## Exercise directions
Pictures do not belong in the copy; print every entry exactly as it stands.

## Data supplied
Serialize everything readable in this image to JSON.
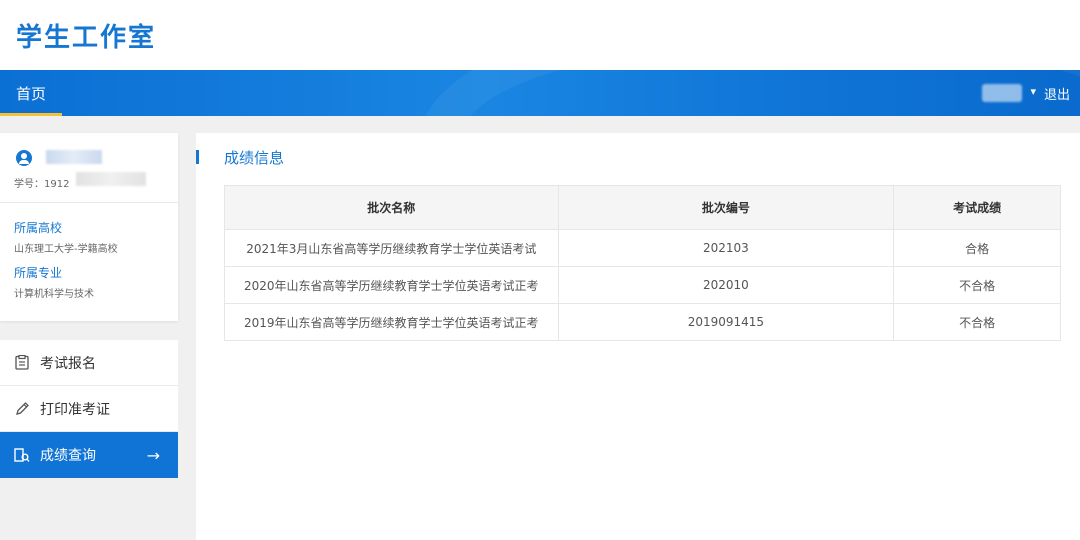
{
  "header": {
    "title": "学生工作室"
  },
  "nav": {
    "home": "首页",
    "logout": "退出",
    "caret": "▾"
  },
  "profile": {
    "sid_label": "学号：1912",
    "school_label": "所属高校",
    "school_value": "山东理工大学-学籍高校",
    "major_label": "所属专业",
    "major_value": "计算机科学与技术"
  },
  "menu": {
    "items": [
      {
        "label": "考试报名",
        "icon": "document-icon"
      },
      {
        "label": "打印准考证",
        "icon": "pencil-icon"
      },
      {
        "label": "成绩查询",
        "icon": "search-icon",
        "active": true
      }
    ],
    "arrow": "→"
  },
  "main": {
    "section_title": "成绩信息",
    "table": {
      "headers": [
        "批次名称",
        "批次编号",
        "考试成绩"
      ],
      "rows": [
        [
          "2021年3月山东省高等学历继续教育学士学位英语考试",
          "202103",
          "合格"
        ],
        [
          "2020年山东省高等学历继续教育学士学位英语考试正考",
          "202010",
          "不合格"
        ],
        [
          "2019年山东省高等学历继续教育学士学位英语考试正考",
          "2019091415",
          "不合格"
        ]
      ]
    }
  },
  "colors": {
    "accent": "#1677d2",
    "nav_active_underline": "#f7c03a",
    "active_menu_bg": "#0f74d6"
  }
}
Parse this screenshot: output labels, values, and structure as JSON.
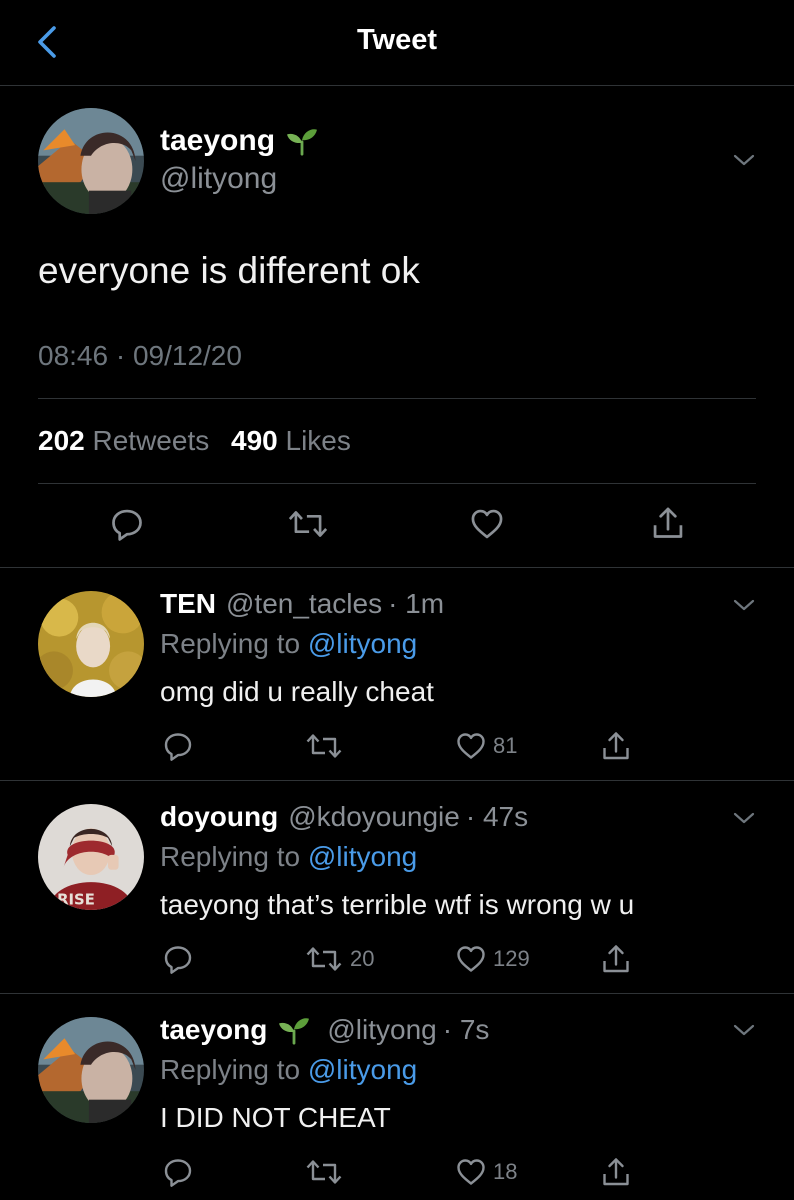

## Task solution
Serialize everything readable in this image to JSON.
{
  "header": {
    "title": "学生工作室"
  },
  "nav": {
    "home": "首页",
    "logout": "退出",
    "caret": "▾"
  },
  "profile": {
    "sid_label": "学号：1912",
    "school_label": "所属高校",
    "school_value": "山东理工大学-学籍高校",
    "major_label": "所属专业",
    "major_value": "计算机科学与技术"
  },
  "menu": {
    "items": [
      {
        "label": "考试报名",
        "icon": "document-icon"
      },
      {
        "label": "打印准考证",
        "icon": "pencil-icon"
      },
      {
        "label": "成绩查询",
        "icon": "search-icon",
        "active": true
      }
    ],
    "arrow": "→"
  },
  "main": {
    "section_title": "成绩信息",
    "table": {
      "headers": [
        "批次名称",
        "批次编号",
        "考试成绩"
      ],
      "rows": [
        [
          "2021年3月山东省高等学历继续教育学士学位英语考试",
          "202103",
          "合格"
        ],
        [
          "2020年山东省高等学历继续教育学士学位英语考试正考",
          "202010",
          "不合格"
        ],
        [
          "2019年山东省高等学历继续教育学士学位英语考试正考",
          "2019091415",
          "不合格"
        ]
      ]
    }
  },
  "colors": {
    "accent": "#1677d2",
    "nav_active_underline": "#f7c03a",
    "active_menu_bg": "#0f74d6"
  }
}
Parse this screenshot: output labels, values, and structure as JSON.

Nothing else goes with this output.